BEGIN

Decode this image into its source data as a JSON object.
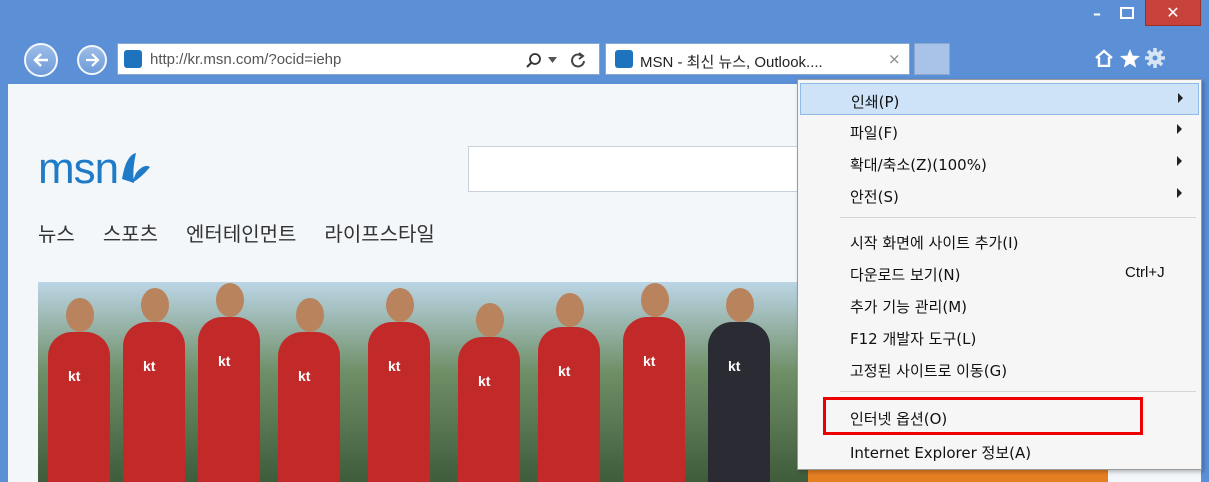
{
  "browser": {
    "address_url": "http://kr.msn.com/?ocid=iehp",
    "tab_title": "MSN - 최신 뉴스, Outlook....",
    "tab_close": "×",
    "window_buttons": {
      "minimize": "–",
      "close": "✕"
    },
    "icons": [
      "back-arrow-icon",
      "forward-arrow-icon",
      "favicon-msn-icon",
      "search-icon",
      "dropdown-icon",
      "refresh-icon",
      "home-icon",
      "favorites-star-icon",
      "tools-gear-icon"
    ]
  },
  "page": {
    "logo_text": "msn",
    "nav_links": [
      "뉴스",
      "스포츠",
      "엔터테인먼트",
      "라이프스타일"
    ],
    "photo_jersey_text": "kt"
  },
  "tools_menu": {
    "items": [
      {
        "label": "인쇄(P)",
        "submenu": true,
        "highlighted": true
      },
      {
        "label": "파일(F)",
        "submenu": true
      },
      {
        "label": "확대/축소(Z)(100%)",
        "submenu": true
      },
      {
        "label": "안전(S)",
        "submenu": true
      },
      {
        "label": "시작 화면에 사이트 추가(I)"
      },
      {
        "label": "다운로드 보기(N)",
        "shortcut": "Ctrl+J"
      },
      {
        "label": "추가 기능 관리(M)"
      },
      {
        "label": "F12 개발자 도구(L)"
      },
      {
        "label": "고정된 사이트로 이동(G)"
      },
      {
        "label": "인터넷 옵션(O)",
        "outlined": true
      },
      {
        "label": "Internet Explorer 정보(A)"
      }
    ]
  },
  "colors": {
    "frame": "#5b8fd6",
    "highlight": "#cfe3f8",
    "outline": "#ee0000",
    "logo": "#1f7bc7"
  }
}
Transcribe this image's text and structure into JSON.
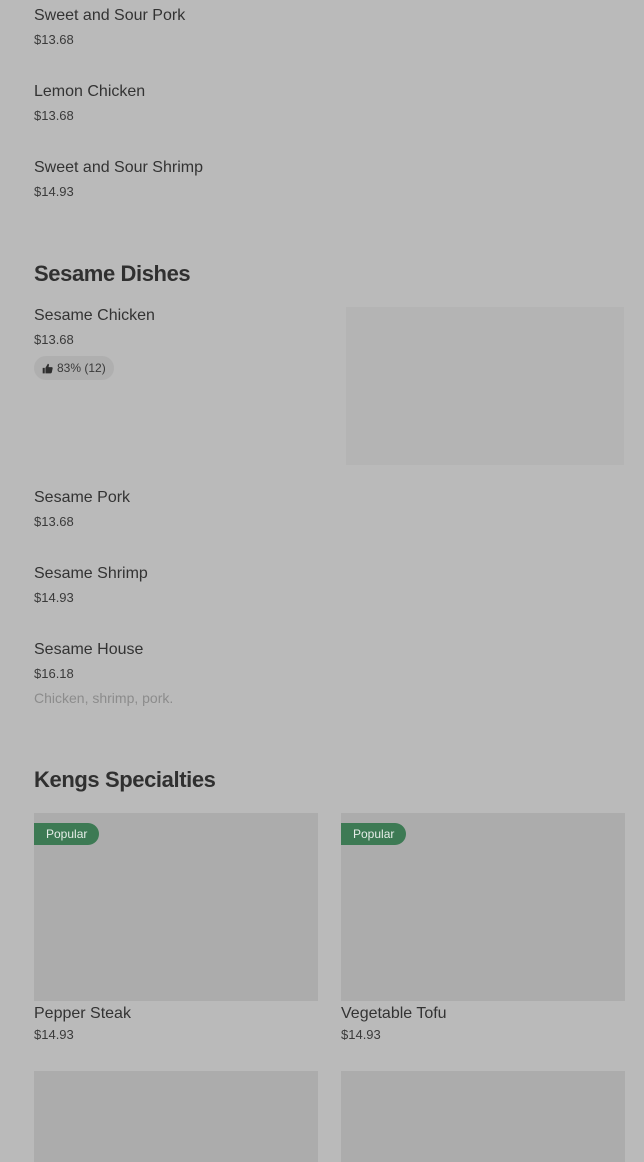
{
  "menu_items_top": [
    {
      "name": "Sweet and Sour Pork",
      "price": "$13.68"
    },
    {
      "name": "Lemon Chicken",
      "price": "$13.68"
    },
    {
      "name": "Sweet and Sour Shrimp",
      "price": "$14.93"
    }
  ],
  "sesame_section": {
    "title": "Sesame Dishes",
    "items": [
      {
        "name": "Sesame Chicken",
        "price": "$13.68",
        "rating": "83% (12)"
      },
      {
        "name": "Sesame Pork",
        "price": "$13.68"
      },
      {
        "name": "Sesame Shrimp",
        "price": "$14.93"
      },
      {
        "name": "Sesame House",
        "price": "$16.18",
        "description": "Chicken, shrimp, pork."
      }
    ]
  },
  "specialties_section": {
    "title": "Kengs Specialties",
    "cards": [
      {
        "badge": "Popular",
        "name": "Pepper Steak",
        "price": "$14.93"
      },
      {
        "badge": "Popular",
        "name": "Vegetable Tofu",
        "price": "$14.93"
      }
    ]
  },
  "colors": {
    "background": "#bababa",
    "popular_badge": "#3d7a54",
    "text": "#333333",
    "muted_text": "#8c8c8c"
  },
  "icons": {
    "rating": "thumbs-up-icon"
  }
}
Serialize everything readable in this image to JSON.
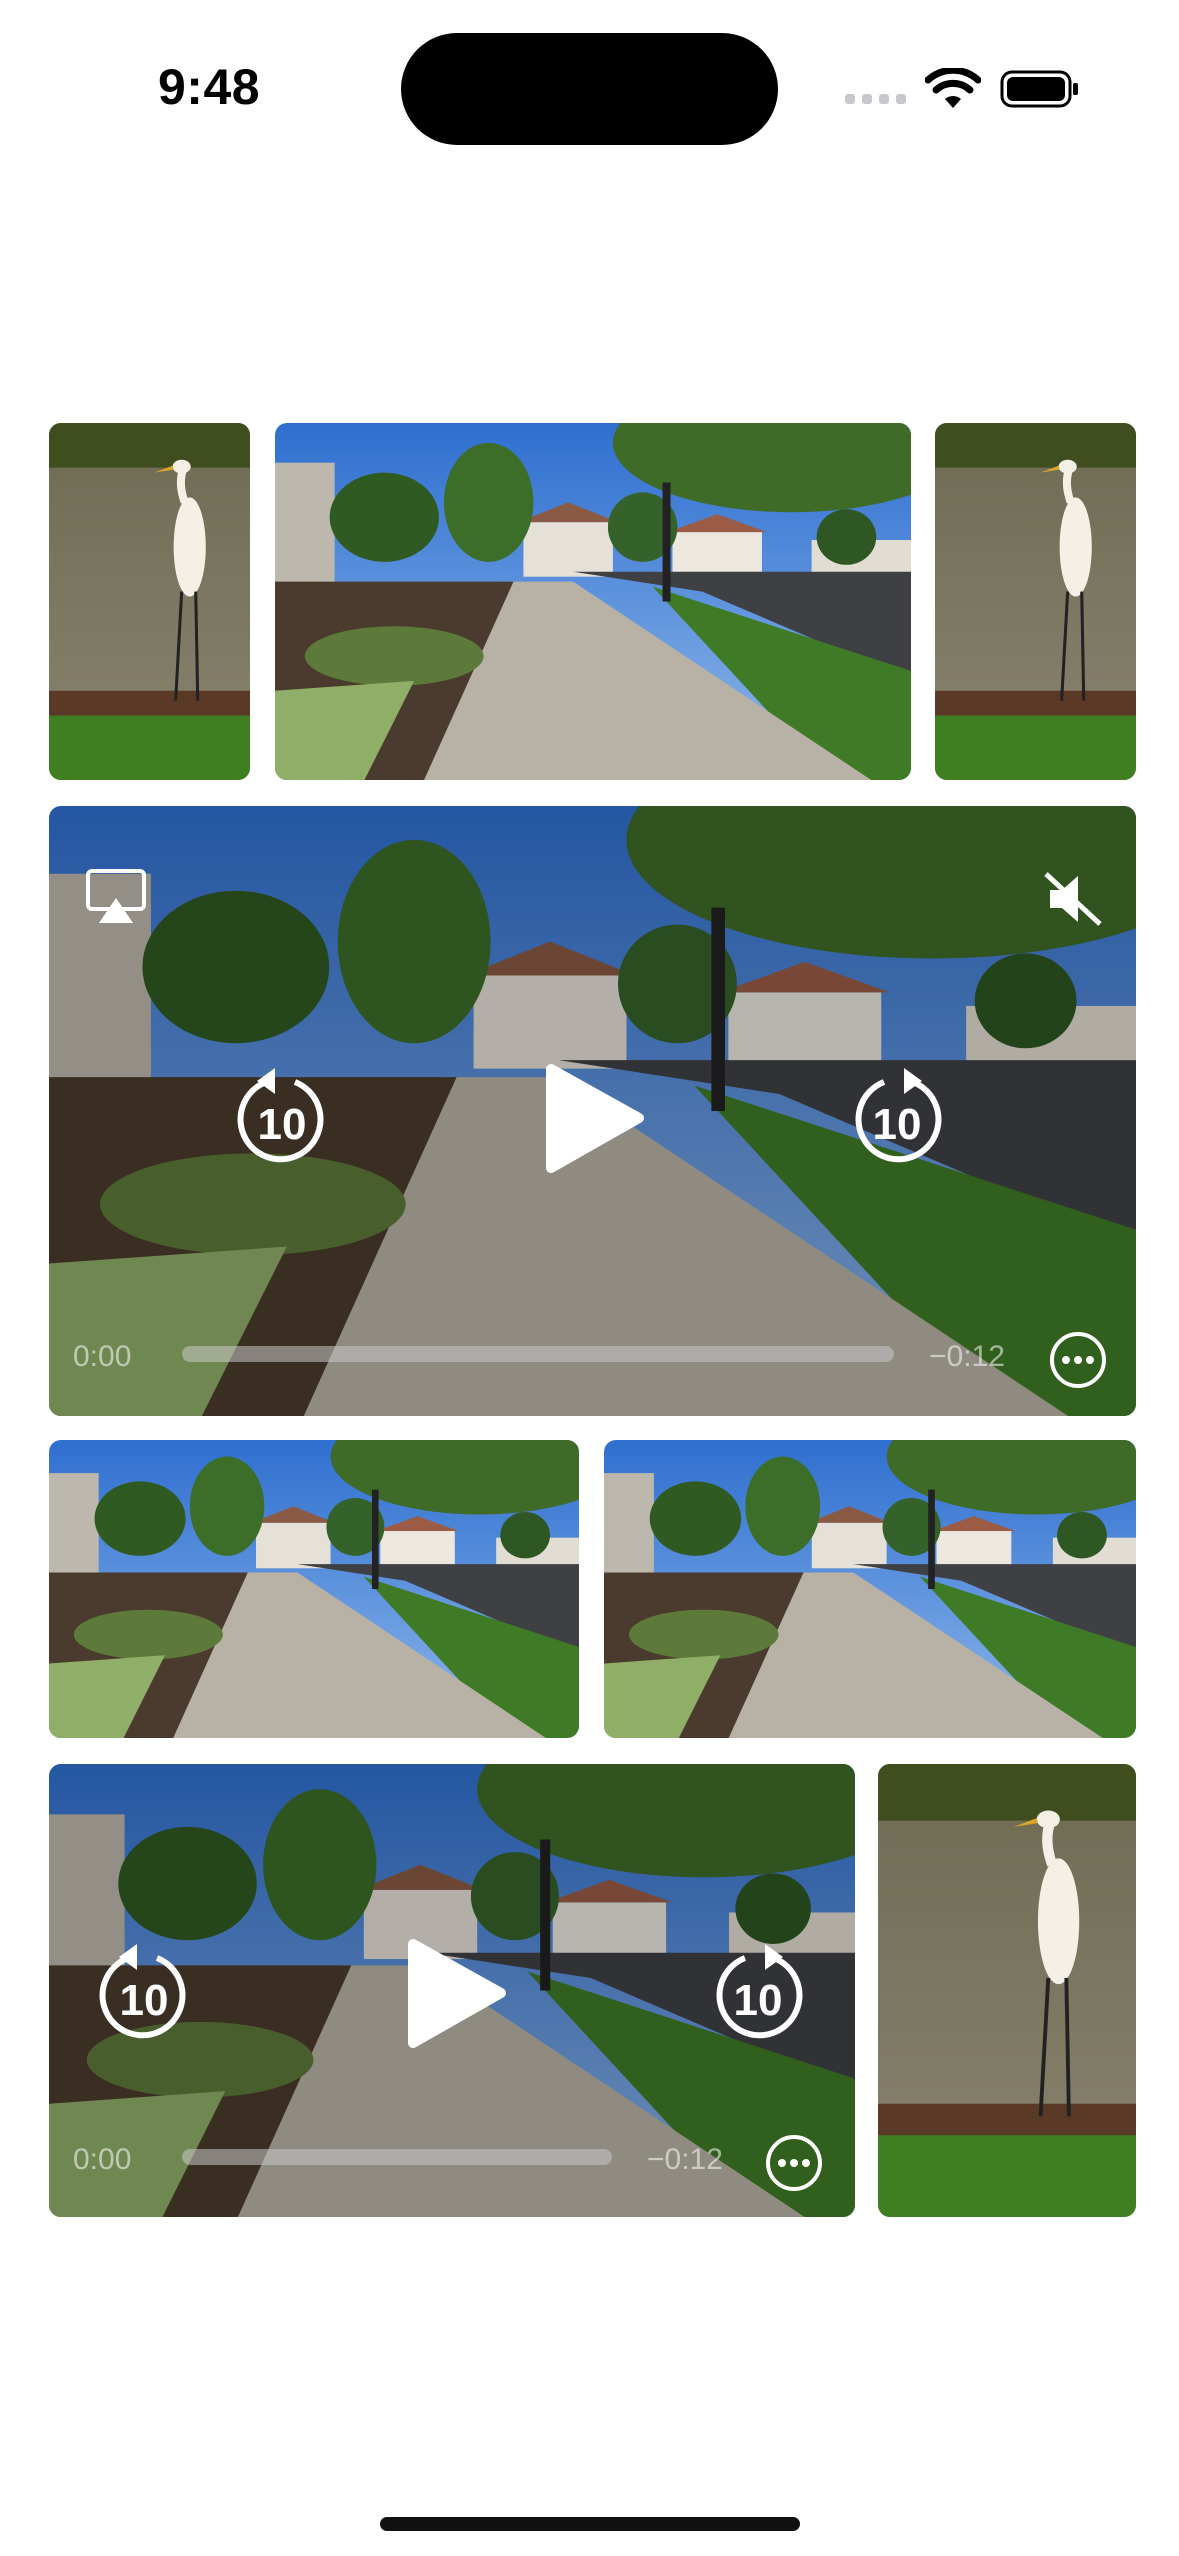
{
  "status_bar": {
    "time": "9:48"
  },
  "icons": {
    "wifi": "wifi-icon",
    "battery": "battery-icon",
    "airplay": "airplay-icon",
    "mute": "speaker-muted-icon",
    "skip_back": "skip-back-10-icon",
    "skip_forward": "skip-forward-10-icon",
    "play": "play-icon",
    "more": "more-options-icon"
  },
  "player_large": {
    "skip_back_label": "10",
    "skip_forward_label": "10",
    "elapsed": "0:00",
    "remaining": "−0:12",
    "progress": 0.0
  },
  "player_small": {
    "skip_back_label": "10",
    "skip_forward_label": "10",
    "elapsed": "0:00",
    "remaining": "−0:12",
    "progress": 0.0
  },
  "colors": {
    "background": "#ffffff",
    "sky": "#3d7bd6",
    "grass": "#5b8c2e",
    "sidewalk": "#b9b3a7"
  }
}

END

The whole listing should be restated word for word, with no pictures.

Decode this image into its source data as a JSON object.
{
  "browser": {
    "address_url": "http://kr.msn.com/?ocid=iehp",
    "tab_title": "MSN - 최신 뉴스, Outlook....",
    "tab_close": "×",
    "window_buttons": {
      "minimize": "–",
      "close": "✕"
    },
    "icons": [
      "back-arrow-icon",
      "forward-arrow-icon",
      "favicon-msn-icon",
      "search-icon",
      "dropdown-icon",
      "refresh-icon",
      "home-icon",
      "favorites-star-icon",
      "tools-gear-icon"
    ]
  },
  "page": {
    "logo_text": "msn",
    "nav_links": [
      "뉴스",
      "스포츠",
      "엔터테인먼트",
      "라이프스타일"
    ],
    "photo_jersey_text": "kt"
  },
  "tools_menu": {
    "items": [
      {
        "label": "인쇄(P)",
        "submenu": true,
        "highlighted": true
      },
      {
        "label": "파일(F)",
        "submenu": true
      },
      {
        "label": "확대/축소(Z)(100%)",
        "submenu": true
      },
      {
        "label": "안전(S)",
        "submenu": true
      },
      {
        "label": "시작 화면에 사이트 추가(I)"
      },
      {
        "label": "다운로드 보기(N)",
        "shortcut": "Ctrl+J"
      },
      {
        "label": "추가 기능 관리(M)"
      },
      {
        "label": "F12 개발자 도구(L)"
      },
      {
        "label": "고정된 사이트로 이동(G)"
      },
      {
        "label": "인터넷 옵션(O)",
        "outlined": true
      },
      {
        "label": "Internet Explorer 정보(A)"
      }
    ]
  },
  "colors": {
    "frame": "#5b8fd6",
    "highlight": "#cfe3f8",
    "outline": "#ee0000",
    "logo": "#1f7bc7"
  }
}
Transcribe this image's text and structure into JSON.
{
  "menu_items_top": [
    {
      "name": "Sweet and Sour Pork",
      "price": "$13.68"
    },
    {
      "name": "Lemon Chicken",
      "price": "$13.68"
    },
    {
      "name": "Sweet and Sour Shrimp",
      "price": "$14.93"
    }
  ],
  "sesame_section": {
    "title": "Sesame Dishes",
    "items": [
      {
        "name": "Sesame Chicken",
        "price": "$13.68",
        "rating": "83% (12)"
      },
      {
        "name": "Sesame Pork",
        "price": "$13.68"
      },
      {
        "name": "Sesame Shrimp",
        "price": "$14.93"
      },
      {
        "name": "Sesame House",
        "price": "$16.18",
        "description": "Chicken, shrimp, pork."
      }
    ]
  },
  "specialties_section": {
    "title": "Kengs Specialties",
    "cards": [
      {
        "badge": "Popular",
        "name": "Pepper Steak",
        "price": "$14.93"
      },
      {
        "badge": "Popular",
        "name": "Vegetable Tofu",
        "price": "$14.93"
      }
    ]
  },
  "colors": {
    "background": "#bababa",
    "popular_badge": "#3d7a54",
    "text": "#333333",
    "muted_text": "#8c8c8c"
  },
  "icons": {
    "rating": "thumbs-up-icon"
  }
}
Serialize everything readable in this image to JSON.
{
  "status_bar": {
    "time": "9:48"
  },
  "icons": {
    "wifi": "wifi-icon",
    "battery": "battery-icon",
    "airplay": "airplay-icon",
    "mute": "speaker-muted-icon",
    "skip_back": "skip-back-10-icon",
    "skip_forward": "skip-forward-10-icon",
    "play": "play-icon",
    "more": "more-options-icon"
  },
  "player_large": {
    "skip_back_label": "10",
    "skip_forward_label": "10",
    "elapsed": "0:00",
    "remaining": "−0:12",
    "progress": 0.0
  },
  "player_small": {
    "skip_back_label": "10",
    "skip_forward_label": "10",
    "elapsed": "0:00",
    "remaining": "−0:12",
    "progress": 0.0
  },
  "colors": {
    "background": "#ffffff",
    "sky": "#3d7bd6",
    "grass": "#5b8c2e",
    "sidewalk": "#b9b3a7"
  }
}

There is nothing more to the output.